We need to be shocked into action about why wealth still dictates life expectancy | Comment is free | The Guardian

Labour law concerns the inequality of bargaini...

Labour law concerns the inequality of bargaining power between employers and workers. (Photo credit: Wikipedia)

In this op-ed in the Guardian, Paul MMason writes that there is a vast and growing health inequality between the poor and the well-off, arguing that it’s a reflection of the tilted playing field of life

Source: We need to be shocked into action about why wealth still dictates life expectancy | Comment is free | The Guardian

I respect the evidence that Mason is citing. However, his article is biassed by his own politics which strongly favor socialism and a bigger state to solve the problems.

With more conservative politics, I see things differently. For me, government policy must help people to help themselves. Of course, I agree with proper safety nets for the truly needy.

There are enormous challenges, including education, skills, diet, personal healthcare, work and leisure.

The context of increasing junk-food availability needs addressing too.

The economic outlook is for fewer traditional jobs on the back of increasing technology. So governments need policies to keep people active, healthy and as net contributors to society.


Opinion – UK – Chartbook of Economic Inequality

Oxford researcher, Max Roser, presents stunningly clear graphical data on trends in inequality.

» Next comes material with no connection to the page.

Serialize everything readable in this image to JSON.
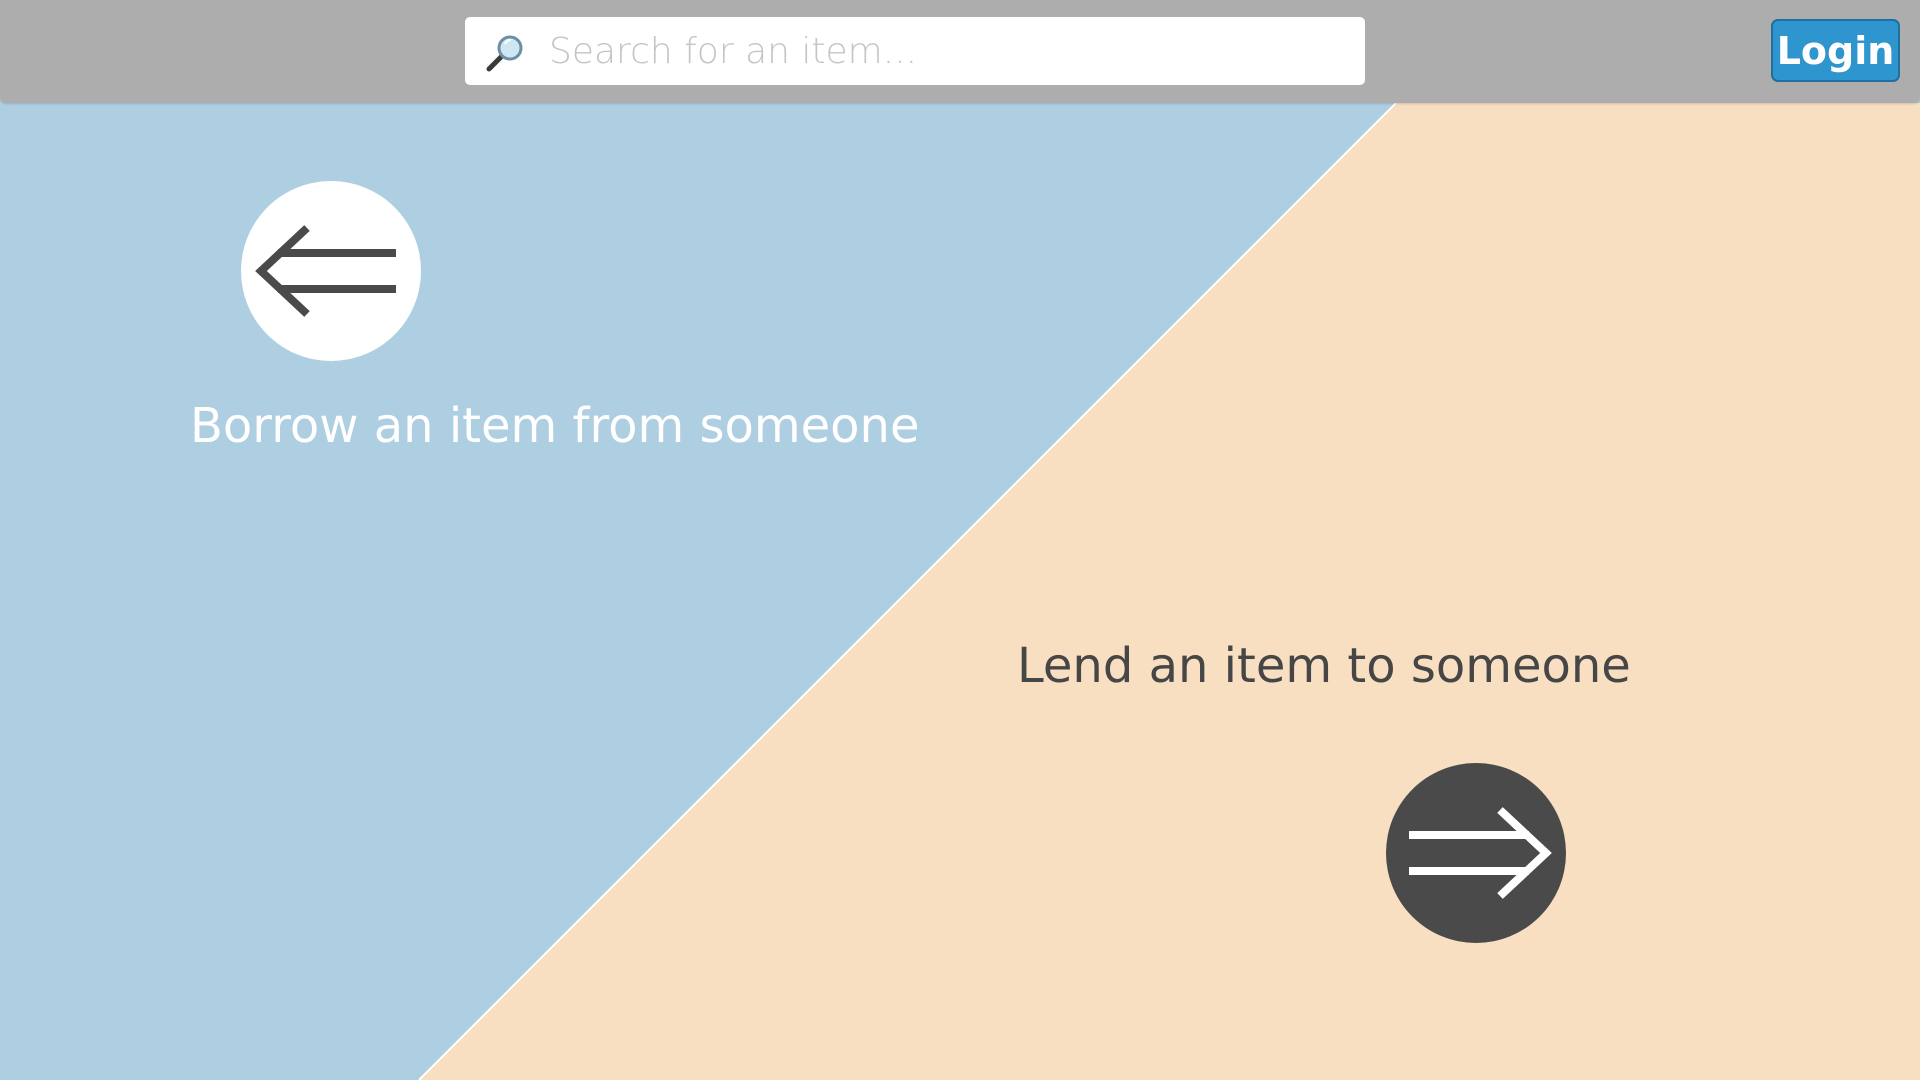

Today, I’m focusing on the UK where the charts present powerful evidence of increasing UK inequality.

Source: UK – Chartbook of Economic Inequality

The main highlights include:

  1. Top decile of earnings has increased from 165 per cent of median in 1978 to 197 per cent in 2013.
  2. Gini coefficient for equivalised disposable income is now around 10 percentage points higher than in 1980, but most of the increase took place in the 1980s.
  3. Overall inequality fell for a sustained period during Second World War and in late-1960s and 1970s.
  4. Relative poverty rate in 1990 was twice that in 1977.  However, overall the poverty rate has been falling since the 1990s.
  5. Top gross income shares fell from 1914 to the 1970s; since 1979 it has more than doubled.
  6. Compared to income, downward trend in top wealth shares from 1923 to end of 1980s; now levelled off.

The data for above website have been compiled by Anthony B Atkinson and Salvatore Morelli and are published as Atkinson and Morelli (2014). The online version of the Chartbook and the online data visualisations have been designed and constructed by Max Roser. The authors acknowledge support from the following institutions: Programme for Economic Modelling · Institute for New Economic Thinking – Oxford · Oxford Martin School

The authors explain their measures of income inequality.

It is interesting to reflect on the implications. Most people would cite the loss of traditional jobs, with man’s output increasingly being replaced by machines and jobs being offshored to low cost countries. BUT this needs to be considered against recent research from the IMF that better educational attainment and greater investment in R&D is significant in US states achieving higher Total Factor Productivity.